A Boom-to-Bust Year for IPOs
by George E. Nichols | 12-18-00 | Morningstar

In a famous scene from the movie Titanic, Leonardo DiCaprio's character exclaims "I'm the king of the world!" while hanging off the bow of the ship. By the end of the flick, however, his corpse sinks unceremoniously to the bottom of the ocean. Similarly, IPOs were seen by many as the king of the investing world in early 2000, but the Nasdaq crash cooled investors' ardor and caused the IPO market to sink like a stone.

A circuslike atmosphere predominated in the early part of the year--several new issues quadrupled in price during their first few minutes of frenzied trading. Investors emboldened by a soaring tech market clamored for a piece of young startups. In doing so, investors increasingly shouldered the risks normally associated with venture capitalism.

Then the bubble burst. The ensuing hangover has been painful for investors: The Bloomberg IPO Index is down 57% from its March peak. For the last two months of the year, the number of withdrawals and postponements handily outpaced the number of debuts.
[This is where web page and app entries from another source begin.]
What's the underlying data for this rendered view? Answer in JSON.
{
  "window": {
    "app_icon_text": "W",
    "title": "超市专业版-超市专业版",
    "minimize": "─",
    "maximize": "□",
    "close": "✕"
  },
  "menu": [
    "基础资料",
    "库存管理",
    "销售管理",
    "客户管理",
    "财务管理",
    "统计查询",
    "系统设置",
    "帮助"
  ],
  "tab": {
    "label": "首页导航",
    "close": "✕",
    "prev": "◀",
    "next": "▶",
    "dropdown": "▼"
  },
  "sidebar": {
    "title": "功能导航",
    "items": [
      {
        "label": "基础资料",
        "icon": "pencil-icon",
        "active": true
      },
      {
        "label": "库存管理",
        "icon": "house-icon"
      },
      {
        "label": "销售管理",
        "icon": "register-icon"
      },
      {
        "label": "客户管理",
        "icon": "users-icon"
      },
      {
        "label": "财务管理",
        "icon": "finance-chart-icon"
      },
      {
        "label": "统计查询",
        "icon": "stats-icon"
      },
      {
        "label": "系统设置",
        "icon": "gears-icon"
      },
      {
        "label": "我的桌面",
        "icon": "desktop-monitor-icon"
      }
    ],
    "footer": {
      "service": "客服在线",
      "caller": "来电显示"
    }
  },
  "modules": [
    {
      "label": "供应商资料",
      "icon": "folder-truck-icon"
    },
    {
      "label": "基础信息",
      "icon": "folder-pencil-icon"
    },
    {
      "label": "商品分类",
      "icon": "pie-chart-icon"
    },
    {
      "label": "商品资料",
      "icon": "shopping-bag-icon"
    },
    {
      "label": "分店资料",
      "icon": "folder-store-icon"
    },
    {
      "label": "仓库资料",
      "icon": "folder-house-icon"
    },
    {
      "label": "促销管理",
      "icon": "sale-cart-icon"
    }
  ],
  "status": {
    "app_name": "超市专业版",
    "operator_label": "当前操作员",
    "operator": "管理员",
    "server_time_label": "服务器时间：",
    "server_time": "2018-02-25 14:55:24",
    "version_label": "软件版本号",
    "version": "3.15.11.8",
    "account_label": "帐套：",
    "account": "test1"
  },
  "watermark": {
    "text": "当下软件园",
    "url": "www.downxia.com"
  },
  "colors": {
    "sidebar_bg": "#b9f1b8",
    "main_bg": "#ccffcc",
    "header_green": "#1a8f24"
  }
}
One hallmark of the IPO market--a moon-shot opening--is increasingly rare. That is actually positive news. As we've pointed out numerous times, ordinary investors often lose their shirts chasing these gains.

There were more than 350 offerings during the year, and we've tried to highlight the gems while steering investors away from the losers. Now it's time to review our best and worst calls (from myself and fellow Morningstar.com analysts).

Let me start off with a mea culpa: My take on Krispy Kreme (KREM) was off by a country mile. In March, I told investors not to expect much from the offering. Then, in July, I argued it was overpriced at more than 100 times earnings. But this gravity-defying purveyor of doughnuts now trades 250% above its IPO price. Call me stubborn, but I still think investors should buy KK's tasty treats rather than its inflated stock. As Morningstar.com analyst Corey McElveen points out, the stock doesn't merit such a huge premium to the restaurant industry average P/E of 22.

And back in April, I screened for the best buys among recently completed offerings. I gave kudos to three tech-related stocks, Breakaway Solutions (BWAY) among them. Since then, Breakaway is breaking shareholders' backs, down 93%. Oops--I didn't anticipate the incineration of the e-consulting market. Unfortunately for Breakaway, an industry recovery isn't on the immediate horizon.

Lest you think we're just contrary indicators, we've also made plenty of good calls. Along with Breakaway, I made a case for Avanex (AVNX) and Homestore.com (HOMS). Since then, the Nasdaq has nose-dived 25%, but these two firms are swimming against the tide. Avanex and Homestore.com have risen 42% and 25%, respectively.

Among unattractive IPOs, I skewered America Online-Latin America (AOLA) in a July preview. It met with a cold reception and the stock continues to make a beeline for the floor. Problems include management turnover, pricing pressures, and the company's late entry into its markets. AOL-LA is much cheaper than when I previewed it, but not nearly cheap enough.

I also have to tip my hat to a couple of colleagues. Morningstar.com stock director Pat Dorsey panned Fairmarket (FAIM) and warned about Buy.com's (BUYX) "laughable business model". These hot IPOs now languish in penny-stock territory. The lesson to be learned (which should've been obvious from the get-go) is that it doesn't pay to ignore a "going concern" warning from a company's auditors. And always be skeptical of any business with razor-thin (or negative) gross margins (for example, PeoplePC (PEOP) and eMachines (EEEE).

A review of the year in IPOs wouldn't be complete without tackling the biggest of the bunch: AT&T Wireless (AWE). Todd Bernier, Morningstar.com's wireless analyst, outlined reasons to avoid the tracking stock. Sure enough, the company had a lackluster debut and shed a third of its value in its first six months of trading. Recently, AT&T indicated its wireless tracking stock will be spun out as an independent entity. On the basis of this good news, and AT&T Wireless' strong business fundamentals, Bernier now believes the stock is undervalued. Indeed, we consider this stock to be among few recent IPOs worth a look right now.

[Note: This story originally contained now-inactive links, which have been edited out for readability.]